Feingold Is Lone Democratic Defector
Washington Post Staff Writer
Thursday, January 28, 1999; Page A18
Sen. Russell Feingold (D-Wis.) stood alone yesterday.
In the first meaningful test of Senate sentiment in the impeachment trial of President Clinton, Feingold was the only senator of either party to break from the hardening partisan orthodoxies that are coming to define the proceedings. He voted against the motion by Sen. Robert C. Byrd (D-W.Va.) to dismiss the charges against Clinton, and for the Republican-sponsored motion to depose three witnesses that House impeachment "managers" insist are the bare minimum they need to make their case.
In so doing, Feingold later explained in a written statement, he was not suggesting that he will ultimately vote to remove Clinton from office. He has made no such decision, he insisted. But to dismiss the case at this stage, Feingold said, "would in appearance and in fact improperly 'short-circuit' this trial" before the House had a chance to make its case.
And "because I have decided that the House managers probably must be held to the highest standard of proof beyond a reasonable doubt I believe that they should have every reasonable opportunity to meet that standard and prove their case" by deposing a limited number of witnesses, Feingold said.
That Feingold turned out to be a dissenter did not come as a complete surprise to his Senate Democratic colleagues or his constituents back home.
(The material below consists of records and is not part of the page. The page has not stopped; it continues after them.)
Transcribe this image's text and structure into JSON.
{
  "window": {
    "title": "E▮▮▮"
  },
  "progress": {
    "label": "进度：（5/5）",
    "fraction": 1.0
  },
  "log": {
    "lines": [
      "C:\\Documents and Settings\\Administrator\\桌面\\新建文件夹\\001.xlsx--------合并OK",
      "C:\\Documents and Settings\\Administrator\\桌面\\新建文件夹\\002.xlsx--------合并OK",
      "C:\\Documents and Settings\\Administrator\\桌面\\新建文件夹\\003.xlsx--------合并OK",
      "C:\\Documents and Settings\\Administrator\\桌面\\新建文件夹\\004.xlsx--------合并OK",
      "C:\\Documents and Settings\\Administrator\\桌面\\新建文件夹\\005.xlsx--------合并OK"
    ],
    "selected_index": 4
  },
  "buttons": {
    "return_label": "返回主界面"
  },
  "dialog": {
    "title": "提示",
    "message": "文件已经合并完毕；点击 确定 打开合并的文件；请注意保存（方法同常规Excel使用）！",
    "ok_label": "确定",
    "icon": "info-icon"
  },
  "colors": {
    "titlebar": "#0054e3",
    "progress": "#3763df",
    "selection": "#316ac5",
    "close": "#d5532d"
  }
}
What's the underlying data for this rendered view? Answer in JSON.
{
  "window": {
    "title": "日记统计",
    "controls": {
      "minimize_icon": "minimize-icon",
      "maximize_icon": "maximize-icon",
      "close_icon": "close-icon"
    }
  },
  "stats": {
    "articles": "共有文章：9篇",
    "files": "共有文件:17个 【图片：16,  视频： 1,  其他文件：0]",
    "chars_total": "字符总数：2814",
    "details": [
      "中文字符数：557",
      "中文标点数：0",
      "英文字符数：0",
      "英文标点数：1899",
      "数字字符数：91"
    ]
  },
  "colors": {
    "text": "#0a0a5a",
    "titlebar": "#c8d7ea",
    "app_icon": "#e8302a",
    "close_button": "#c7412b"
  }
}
In six years in the Senate, the 45-year-old Harvard-trained lawyer and onetime Rhodes Scholar has gained a reputation as a maverick who is willing to sail against the political winds, most notably in his crusade with Sen. John McCain (R-Ariz.) to overhaul the campaign finance system.
But in initially siding with the Republicans in the high-stakes battle over the survival of a Democratic president, Feingold appeared to have provoked a political storm among the party faithful back home in Wisconsin.
"We're getting a lot of very upset people calling," said Terri Spring, the chairwoman of the Wisconsin Democratic Party. "Elderly people crying, other people yelling."
Spring said Wisconsin Democrats were most upset that Feingold did not vote to stop the impeachment trial in its tracks. "People are just so anxious for this to come to a close and put it behind us," she said. "All this is doing is prolonging the agony the country is going through. This was the first hope in the Senate of putting it behind us. They're just mad as hell."
Spring also said that Feingold was aware of the unease about his vote among Democrats back home and that she relayed such messages of concern to his Washington office. "People were getting very jittery about it," she said.
"Russ is a very independent type of senator," Spring added. "It's about process for him. Russ is known for voting his conscience, for his independent streak."
In the days leading up to yesterday's votes, Feingold and Sen. Bob Graham (Fla.) were considered the two Democrats most likely to defect. The Wisconsin Democrat has teamed up with Maine Republican Susan Collins on several parliamentary maneuvers in recent days, suggesting his interest in exploring more carefully the allegations that Clinton obstructed justice.
In the end, Graham stayed within the party fold, issuing a brief statement saying that the case against Clinton did not meet "the high standards required by the Constitution for removal" of the president and that "the Senate and the American people have had ample opportunity to review the charges against the president."
Feingold's fellow Senate Democrats said he had informed them of his concernsabout dismissing the case and not deposing witnesses. "Russ is an original thinker who really grapples with the issues and he was grappling, I know, until the very end," said Sen. Charles E. Schumer (D-N.Y.).
But the Democrats also dismissed placing any importance on the lone Democratic dissent. "Forty-four people say this is over," said Sen. Joseph R. Biden Jr. (D-Del.).
What the political repercussions of yesterday's votes will be for Feingold remains unclear. He has the luxury of having just started a second six-year term, enough time for Democratic anger to fade, especially if in the end he votes to acquit Clinton.
His reelection in November came after a hard-fought campaign made even more difficult by Feingold's refusal to accept the kind of "soft money" party expenditures that he and McCain are seeking to ban. When Senate Minority Leader Thomas A. Daschle (D-S.D.) and other Democrats wanted to pump $425,000 worth of "issue" ads into the state to boost the struggling Democrat, Feingold confirmed his stubborn independent streak, telling the national Democrats to "get the hell out of my state with those things."
Special correspondent Chris Carr contributed to this report.
© Copyright 1999 The Washington Post Company